A smaller conference center opened in 2004 midway between the casino and the state park. Its clean, utilitarian design awash in natural light won awards from the American Society of Interior Designers for adaptive reuse of four existing buildings. The conference center became an impetus for city revitalization.

Managed by Global Spectrum, a subsidiary of Comcast-Spectacor, the the Conference and Event Center Niagara Falls has a 10,500-square-foot ballroom that can be divided in two and a 32,000-square-foot, three-bay event center used for everything from Roller Derbies to trade shows with as many as 100 booths.
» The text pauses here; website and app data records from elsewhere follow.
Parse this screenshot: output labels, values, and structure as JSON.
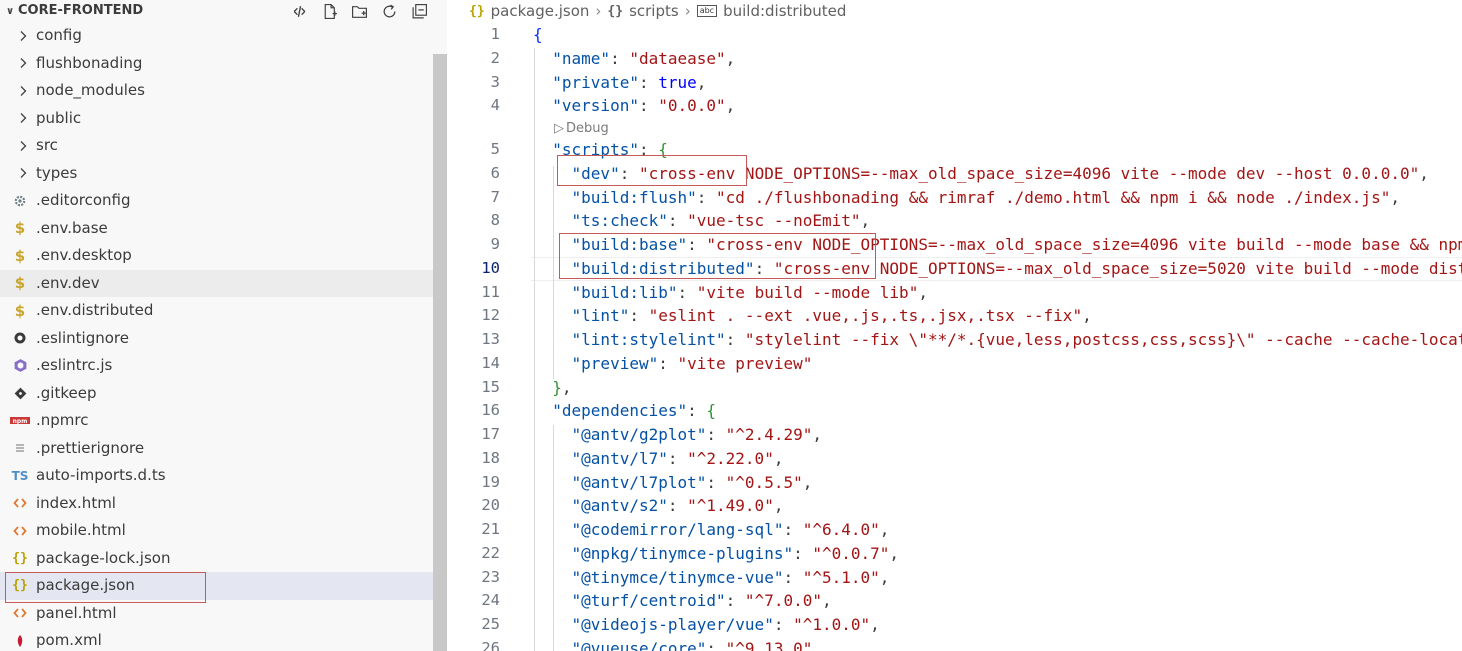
{
  "explorer": {
    "title": "CORE-FRONTEND",
    "actions": [
      {
        "name": "source-control-icon"
      },
      {
        "name": "new-file-icon"
      },
      {
        "name": "new-folder-icon"
      },
      {
        "name": "refresh-icon"
      },
      {
        "name": "collapse-all-icon"
      }
    ],
    "items": [
      {
        "label": "config",
        "type": "folder",
        "icon": "chevron-right-icon"
      },
      {
        "label": "flushbonading",
        "type": "folder",
        "icon": "chevron-right-icon"
      },
      {
        "label": "node_modules",
        "type": "folder",
        "icon": "chevron-right-icon"
      },
      {
        "label": "public",
        "type": "folder",
        "icon": "chevron-right-icon"
      },
      {
        "label": "src",
        "type": "folder",
        "icon": "chevron-right-icon"
      },
      {
        "label": "types",
        "type": "folder",
        "icon": "chevron-right-icon"
      },
      {
        "label": ".editorconfig",
        "type": "file",
        "icon": "gear-icon",
        "color": "#6d8086"
      },
      {
        "label": ".env.base",
        "type": "file",
        "icon": "dollar-icon",
        "glyph": "$",
        "color": "#c9a52b"
      },
      {
        "label": ".env.desktop",
        "type": "file",
        "icon": "dollar-icon",
        "glyph": "$",
        "color": "#c9a52b"
      },
      {
        "label": ".env.dev",
        "type": "file",
        "icon": "dollar-icon",
        "glyph": "$",
        "color": "#c9a52b",
        "state": "hover"
      },
      {
        "label": ".env.distributed",
        "type": "file",
        "icon": "dollar-icon",
        "glyph": "$",
        "color": "#c9a52b"
      },
      {
        "label": ".eslintignore",
        "type": "file",
        "icon": "eslint-ignore-icon",
        "color": "#3b3b3b"
      },
      {
        "label": ".eslintrc.js",
        "type": "file",
        "icon": "eslint-icon",
        "color": "#8a6fc9"
      },
      {
        "label": ".gitkeep",
        "type": "file",
        "icon": "git-icon",
        "color": "#3b3b3b"
      },
      {
        "label": ".npmrc",
        "type": "file",
        "icon": "npm-icon",
        "glyph": "npm",
        "color": "#cb3837"
      },
      {
        "label": ".prettierignore",
        "type": "file",
        "icon": "lines-icon",
        "color": "#8a8a8a"
      },
      {
        "label": "auto-imports.d.ts",
        "type": "file",
        "icon": "typescript-icon",
        "glyph": "TS",
        "color": "#4d8fc9"
      },
      {
        "label": "index.html",
        "type": "file",
        "icon": "html-icon",
        "glyph": "<>",
        "color": "#e37933"
      },
      {
        "label": "mobile.html",
        "type": "file",
        "icon": "html-icon",
        "glyph": "<>",
        "color": "#e37933"
      },
      {
        "label": "package-lock.json",
        "type": "file",
        "icon": "json-icon",
        "glyph": "{}",
        "color": "#b8a200"
      },
      {
        "label": "package.json",
        "type": "file",
        "icon": "json-icon",
        "glyph": "{}",
        "color": "#b8a200",
        "state": "selected"
      },
      {
        "label": "panel.html",
        "type": "file",
        "icon": "html-icon",
        "glyph": "<>",
        "color": "#e37933"
      },
      {
        "label": "pom.xml",
        "type": "file",
        "icon": "maven-icon",
        "color": "#c71a36"
      }
    ]
  },
  "breadcrumb": {
    "file": "package.json",
    "file_icon": "{}",
    "section_icon": "{}",
    "section": "scripts",
    "item_icon": "abc",
    "item": "build:distributed"
  },
  "editor": {
    "codelens": "Debug",
    "current_line": 10,
    "lines": [
      {
        "n": "1",
        "tokens": [
          [
            "br1",
            "{"
          ]
        ]
      },
      {
        "n": "2",
        "tokens": [
          [
            "p",
            "  "
          ],
          [
            "k",
            "\"name\""
          ],
          [
            "p",
            ": "
          ],
          [
            "s",
            "\"dataease\""
          ],
          [
            "p",
            ","
          ]
        ]
      },
      {
        "n": "3",
        "tokens": [
          [
            "p",
            "  "
          ],
          [
            "k",
            "\"private\""
          ],
          [
            "p",
            ": "
          ],
          [
            "b",
            "true"
          ],
          [
            "p",
            ","
          ]
        ]
      },
      {
        "n": "4",
        "tokens": [
          [
            "p",
            "  "
          ],
          [
            "k",
            "\"version\""
          ],
          [
            "p",
            ": "
          ],
          [
            "s",
            "\"0.0.0\""
          ],
          [
            "p",
            ","
          ]
        ]
      },
      {
        "n": "5",
        "tokens": [
          [
            "p",
            "  "
          ],
          [
            "k",
            "\"scripts\""
          ],
          [
            "p",
            ": "
          ],
          [
            "br2",
            "{"
          ]
        ]
      },
      {
        "n": "6",
        "tokens": [
          [
            "p",
            "    "
          ],
          [
            "k",
            "\"dev\""
          ],
          [
            "p",
            ": "
          ],
          [
            "s",
            "\"cross-env NODE_OPTIONS=--max_old_space_size=4096 vite --mode dev --host 0.0.0.0\""
          ],
          [
            "p",
            ","
          ]
        ]
      },
      {
        "n": "7",
        "tokens": [
          [
            "p",
            "    "
          ],
          [
            "k",
            "\"build:flush\""
          ],
          [
            "p",
            ": "
          ],
          [
            "s",
            "\"cd ./flushbonading && rimraf ./demo.html && npm i && node ./index.js\""
          ],
          [
            "p",
            ","
          ]
        ]
      },
      {
        "n": "8",
        "tokens": [
          [
            "p",
            "    "
          ],
          [
            "k",
            "\"ts:check\""
          ],
          [
            "p",
            ": "
          ],
          [
            "s",
            "\"vue-tsc --noEmit\""
          ],
          [
            "p",
            ","
          ]
        ]
      },
      {
        "n": "9",
        "tokens": [
          [
            "p",
            "    "
          ],
          [
            "k",
            "\"build:base\""
          ],
          [
            "p",
            ": "
          ],
          [
            "s",
            "\"cross-env NODE_OPTIONS=--max_old_space_size=4096 vite build --mode base && npm"
          ]
        ]
      },
      {
        "n": "10",
        "tokens": [
          [
            "p",
            "    "
          ],
          [
            "k",
            "\"build:distributed\""
          ],
          [
            "p",
            ": "
          ],
          [
            "s",
            "\"cross-env NODE_OPTIONS=--max_old_space_size=5020 vite build --mode dist"
          ]
        ]
      },
      {
        "n": "11",
        "tokens": [
          [
            "p",
            "    "
          ],
          [
            "k",
            "\"build:lib\""
          ],
          [
            "p",
            ": "
          ],
          [
            "s",
            "\"vite build --mode lib\""
          ],
          [
            "p",
            ","
          ]
        ]
      },
      {
        "n": "12",
        "tokens": [
          [
            "p",
            "    "
          ],
          [
            "k",
            "\"lint\""
          ],
          [
            "p",
            ": "
          ],
          [
            "s",
            "\"eslint . --ext .vue,.js,.ts,.jsx,.tsx --fix\""
          ],
          [
            "p",
            ","
          ]
        ]
      },
      {
        "n": "13",
        "tokens": [
          [
            "p",
            "    "
          ],
          [
            "k",
            "\"lint:stylelint\""
          ],
          [
            "p",
            ": "
          ],
          [
            "s",
            "\"stylelint --fix \\\"**/*.{vue,less,postcss,css,scss}\\\" --cache --cache-locat"
          ]
        ]
      },
      {
        "n": "14",
        "tokens": [
          [
            "p",
            "    "
          ],
          [
            "k",
            "\"preview\""
          ],
          [
            "p",
            ": "
          ],
          [
            "s",
            "\"vite preview\""
          ]
        ]
      },
      {
        "n": "15",
        "tokens": [
          [
            "p",
            "  "
          ],
          [
            "br2",
            "}"
          ],
          [
            "p",
            ","
          ]
        ]
      },
      {
        "n": "16",
        "tokens": [
          [
            "p",
            "  "
          ],
          [
            "k",
            "\"dependencies\""
          ],
          [
            "p",
            ": "
          ],
          [
            "br2",
            "{"
          ]
        ]
      },
      {
        "n": "17",
        "tokens": [
          [
            "p",
            "    "
          ],
          [
            "k",
            "\"@antv/g2plot\""
          ],
          [
            "p",
            ": "
          ],
          [
            "s",
            "\"^2.4.29\""
          ],
          [
            "p",
            ","
          ]
        ]
      },
      {
        "n": "18",
        "tokens": [
          [
            "p",
            "    "
          ],
          [
            "k",
            "\"@antv/l7\""
          ],
          [
            "p",
            ": "
          ],
          [
            "s",
            "\"^2.22.0\""
          ],
          [
            "p",
            ","
          ]
        ]
      },
      {
        "n": "19",
        "tokens": [
          [
            "p",
            "    "
          ],
          [
            "k",
            "\"@antv/l7plot\""
          ],
          [
            "p",
            ": "
          ],
          [
            "s",
            "\"^0.5.5\""
          ],
          [
            "p",
            ","
          ]
        ]
      },
      {
        "n": "20",
        "tokens": [
          [
            "p",
            "    "
          ],
          [
            "k",
            "\"@antv/s2\""
          ],
          [
            "p",
            ": "
          ],
          [
            "s",
            "\"^1.49.0\""
          ],
          [
            "p",
            ","
          ]
        ]
      },
      {
        "n": "21",
        "tokens": [
          [
            "p",
            "    "
          ],
          [
            "k",
            "\"@codemirror/lang-sql\""
          ],
          [
            "p",
            ": "
          ],
          [
            "s",
            "\"^6.4.0\""
          ],
          [
            "p",
            ","
          ]
        ]
      },
      {
        "n": "22",
        "tokens": [
          [
            "p",
            "    "
          ],
          [
            "k",
            "\"@npkg/tinymce-plugins\""
          ],
          [
            "p",
            ": "
          ],
          [
            "s",
            "\"^0.0.7\""
          ],
          [
            "p",
            ","
          ]
        ]
      },
      {
        "n": "23",
        "tokens": [
          [
            "p",
            "    "
          ],
          [
            "k",
            "\"@tinymce/tinymce-vue\""
          ],
          [
            "p",
            ": "
          ],
          [
            "s",
            "\"^5.1.0\""
          ],
          [
            "p",
            ","
          ]
        ]
      },
      {
        "n": "24",
        "tokens": [
          [
            "p",
            "    "
          ],
          [
            "k",
            "\"@turf/centroid\""
          ],
          [
            "p",
            ": "
          ],
          [
            "s",
            "\"^7.0.0\""
          ],
          [
            "p",
            ","
          ]
        ]
      },
      {
        "n": "25",
        "tokens": [
          [
            "p",
            "    "
          ],
          [
            "k",
            "\"@videojs-player/vue\""
          ],
          [
            "p",
            ": "
          ],
          [
            "s",
            "\"^1.0.0\""
          ],
          [
            "p",
            ","
          ]
        ]
      },
      {
        "n": "26",
        "tokens": [
          [
            "p",
            "    "
          ],
          [
            "k",
            "\"@vueuse/core\""
          ],
          [
            "p",
            ": "
          ],
          [
            "s",
            "\"^9.13.0\""
          ],
          [
            "p",
            ","
          ]
        ]
      }
    ]
  }
}
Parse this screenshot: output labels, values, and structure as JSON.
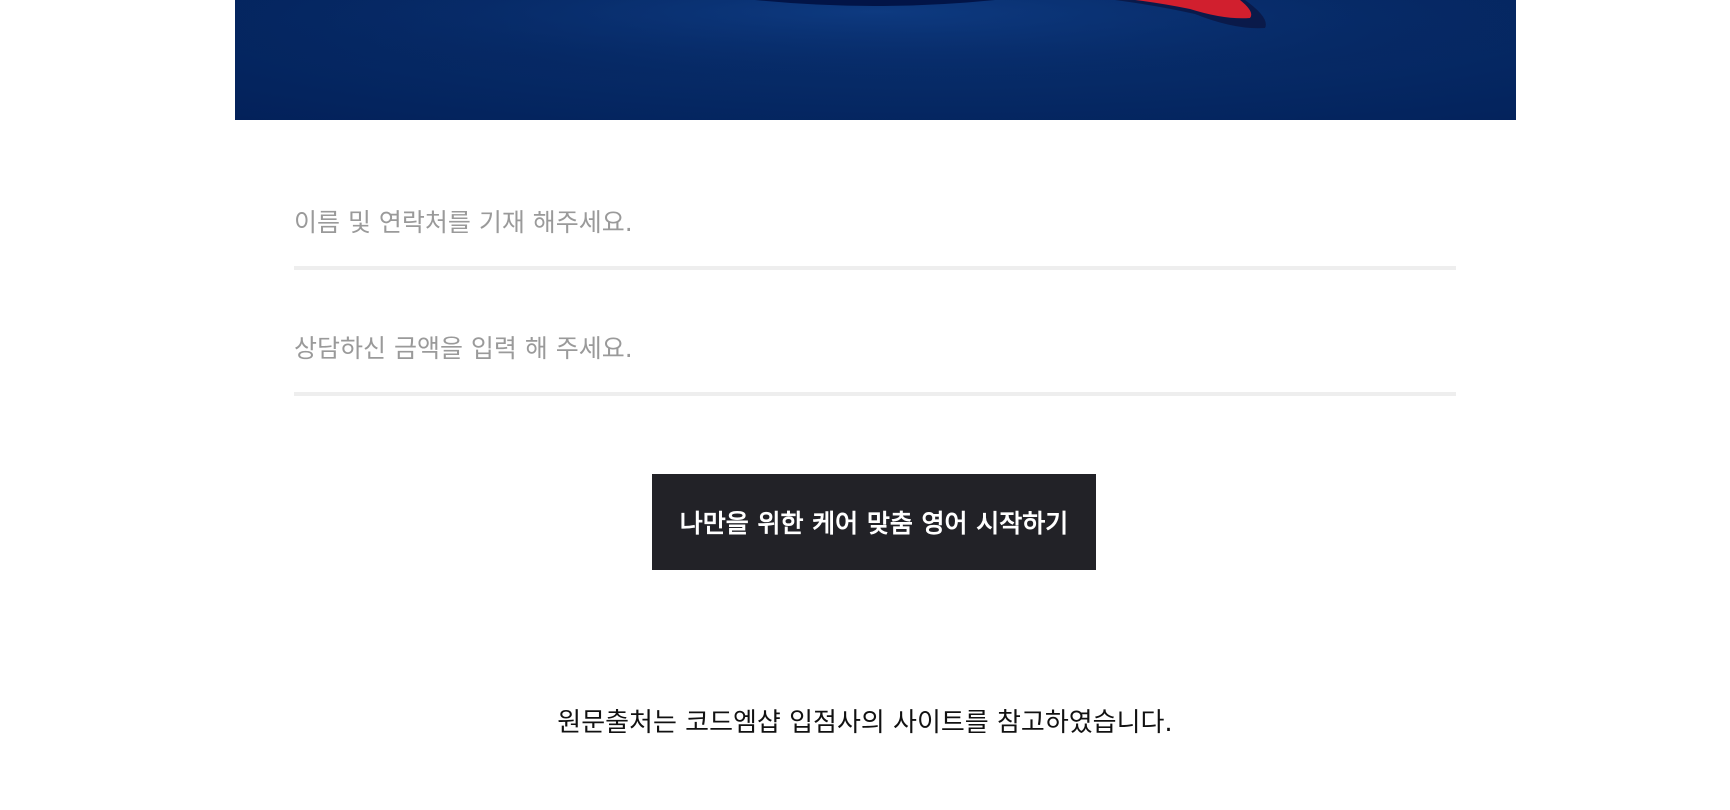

Its 19,500-square-foot learning center has 15 conference rooms and an amphitheater whose 50 seats each have a computer plug-in. All of the rooms are equipped with 18-hour ergonomic chairs and the latest technology.

Beth Demakos, who holds meetings all over the country for Unified Data Systems, is a regular client of the Niagara Falls center. “This is my site of choice,” she said. “The conference center is state of the art, and that’s important for a technology company.”

International Association of Conference Centers-certified, the conference center has common break areas, tackable walls and whiteboards, and broadband Internet access.

Last year, 13 citywide conventions and 117 conferences and meetings with an average attendance of 775 people were held there.

Bruce Kolesnick, associate director of meetings and special events for the University of Buffalo, was the first person to hold a meeting — when the conference center opened, almost 10 years ago — in the new conference center in a city that he says is “on its way back.”

“The location and building itself is phenomenal,” he said. “It’s laid out perfectly for our academic conferences of 200 people. The staff is exceptional and caters to our every need.”

The conference center has its own food service and an outdoor dining terrace on Old Falls Street.

In 2010, Old Falls Street, once a city thoroughfare, was paved with cobblestones. It runs from the casino and past the conference center to Niagara Falls State Park and can be closed to vehicles during events. It has become the scene of festivals and concerts, food trucks, bike rentals and outdoor board games, as well as special events for meeting groups.

“This year, the conference center arranged a country hoedown for our group on Old Falls Street. It was great,” said Demakos.

The $30 million Niagara Falls Culinary Institute has opened across from the conference center. It has a restaurant, a deli and a patisserie, all staffed by Niagara County Community College students.

“The conference center is a destination meeting place with the casino on one side and the falls on the other,” Kolesnick said. “There’s a large outlet mall nearby, and that culinary school has great desserts.”